Avoiding taxes is still another important reason, as Barry Keldoulis, CEO of Art Fairs Australia, commented: “In the majority of cases, it is a case of altruism. These are people who are very involved in contemporary art and who want to share their passion with a wider audience…”. There are 350 museums spread over 46 countries, 48 of which are found in the United States, representing 14% of private museums. Given that 25% of collectors are based in the United States, the number of private museums in the country appears proportionately weak. The inverse can be seen in Germany, where only 8% of collectors are found, but where 45 private museums are located, representing 13% of the total. In these two countries in particular, collectors can benefit from tax reductions if they present their collection to the public with a non-lucrative aim.

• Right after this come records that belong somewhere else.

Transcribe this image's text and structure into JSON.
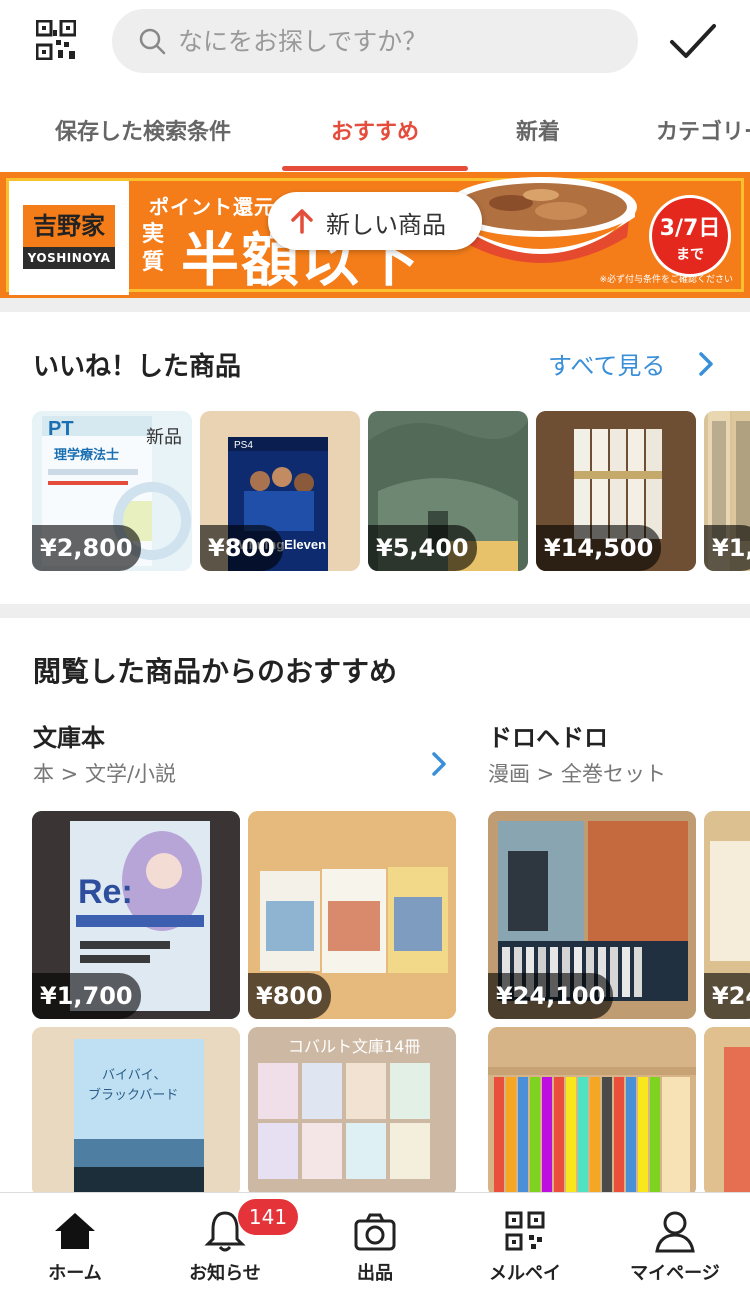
{
  "search": {
    "placeholder": "なにをお探しですか？"
  },
  "tabs": [
    {
      "label": "保存した検索条件",
      "active": false
    },
    {
      "label": "おすすめ",
      "active": true
    },
    {
      "label": "新着",
      "active": false
    },
    {
      "label": "カテゴリー",
      "active": false
    }
  ],
  "banner": {
    "logo_jp": "吉野家",
    "logo_en": "YOSHINOYA",
    "small_text": "ポイント還元",
    "side_text": "実質",
    "big_text": "半額以下",
    "date": "3/7日",
    "date_suffix": "まで",
    "note": "※必ず付与条件をご確認ください"
  },
  "new_items_pill": "新しい商品",
  "liked": {
    "title": "いいね！した商品",
    "see_all": "すべて見る",
    "items": [
      {
        "price": "¥2,800",
        "badge": "新品",
        "image": "pt-textbook"
      },
      {
        "price": "¥800",
        "image": "ps4-winning-eleven"
      },
      {
        "price": "¥5,400",
        "image": "green-bag"
      },
      {
        "price": "¥14,500",
        "image": "manga-set"
      },
      {
        "price": "¥1,",
        "image": "manga-spines"
      }
    ]
  },
  "recommend": {
    "title": "閲覧した商品からのおすすめ",
    "groups": [
      {
        "name": "文庫本",
        "category": "本 > 文学/小説",
        "items": [
          {
            "price": "¥1,700",
            "image": "rezero-novel"
          },
          {
            "price": "¥800",
            "image": "chemistry-novels"
          },
          {
            "price": "",
            "image": "bye-bye-blackbird"
          },
          {
            "price": "",
            "image": "cobalt-books",
            "caption": "コバルト文庫14冊"
          }
        ]
      },
      {
        "name": "ドロヘドロ",
        "category": "漫画 > 全巻セット",
        "items": [
          {
            "price": "¥24,100",
            "image": "dorohedoro-set"
          },
          {
            "price": "¥24",
            "image": "dorohedoro-side"
          },
          {
            "price": "",
            "image": "dorohedoro-shelf"
          },
          {
            "price": "",
            "image": "dorohedoro-side2"
          }
        ]
      }
    ]
  },
  "bottom_nav": {
    "items": [
      {
        "label": "ホーム",
        "icon": "home-icon"
      },
      {
        "label": "お知らせ",
        "icon": "bell-icon"
      },
      {
        "label": "出品",
        "icon": "camera-icon"
      },
      {
        "label": "メルペイ",
        "icon": "qr-code-icon"
      },
      {
        "label": "マイページ",
        "icon": "person-icon"
      }
    ],
    "notification_count": "141"
  },
  "colors": {
    "accent": "#e44c3c",
    "link": "#3a8fd8",
    "banner": "#f47d1a"
  }
}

New York, Berlin, Beijing
Larry’s List has finally released its study on the most important regions in the world. In the United States, New York comes in first place as the city where most art collectors live (34%), followed by Los Angeles (11%) and Chicago (5%). Andy Warhol remains as the most prominent artist, as his works can be found in 17% of collections; Cindy Sherman is the only female artist in the American top 10. Willem de Kooning and Ed Ruscha, who are not in the international top 10, are ranked in third and fourth place respectively in the regional list, behind Pablo Picasso. In Latin America, Brazil comes first place with 57% of collectors living there, followed by Argentina (17%), Mexico (8%) and Puerto Rico (7%). In terms of cities, São Paulo is home to 36% of enthusiasts, which is more than all the collectors in Argentina and Mexico put together. Buenos Aires is ranked in second place for the regional top 10, with 16% of collectors living there, followed by Rio de Janeiro (11%). In Brazil, apart from 19% of collections that were started before 1960, a peak in beginning collections can be seen between 2001 and 2010 (27%). The collecting scene in Brazil is therefore relatively young, with artists such as Beatriz Milhazes, Alfredo Volpi, and Mira Schendel being particularly popular.

In Europe, Germany is the country inhabited by the most collectors (21%), along with the United Kingdom (19%) and France (8%), followed by Spain (7%), and Italy (7%). London dominates in terms of cities, with 15% of European collectors, followed by Paris and Berlin (both with 6%). In Germany, Berlin is home to 28% of all German collectors, followed by Dusseldorf (10%) and Hamburg (9%). The three most frequently collected artists in this country are Sigmar Polke, Joseph Beuys, and Gerhard Richter. The long tradition of German collecting can be seen from the fact that 72% of collectors started before 1991.

In Asia, 14% of collectors can be found in Beijing, 12% in Seoul, and 7% in Singapore. In India, the majority of collectors can be found in Mumbai (33%), New Delhi (27%), and Calcutta (13%) and a third of them are under 41 years of age. The artists M. F. Husain, S. H. Raza, and Anjolie Ela Menon are particularly popular. More specifically, in China, Beijing remains number one, with 41% of Chinese collectors, followed by Hong Kong (16%), and Taipei (14%). The most sought-after artists are Zeng Fanzhi, Zhang Xiaogang, and Zhou Chunya. Collections were gradually commenced between 1981 and 1990 (17%), before a large boom between 2001 and 2010, with 45% of new collections being established between these years, which probably explains the lack of popularity of private museums. “Having a private collection is a personal pleasure, showing a private collection is a pleasure that can be shared,” said Shanghai-based art enthusiast Zheng Hao.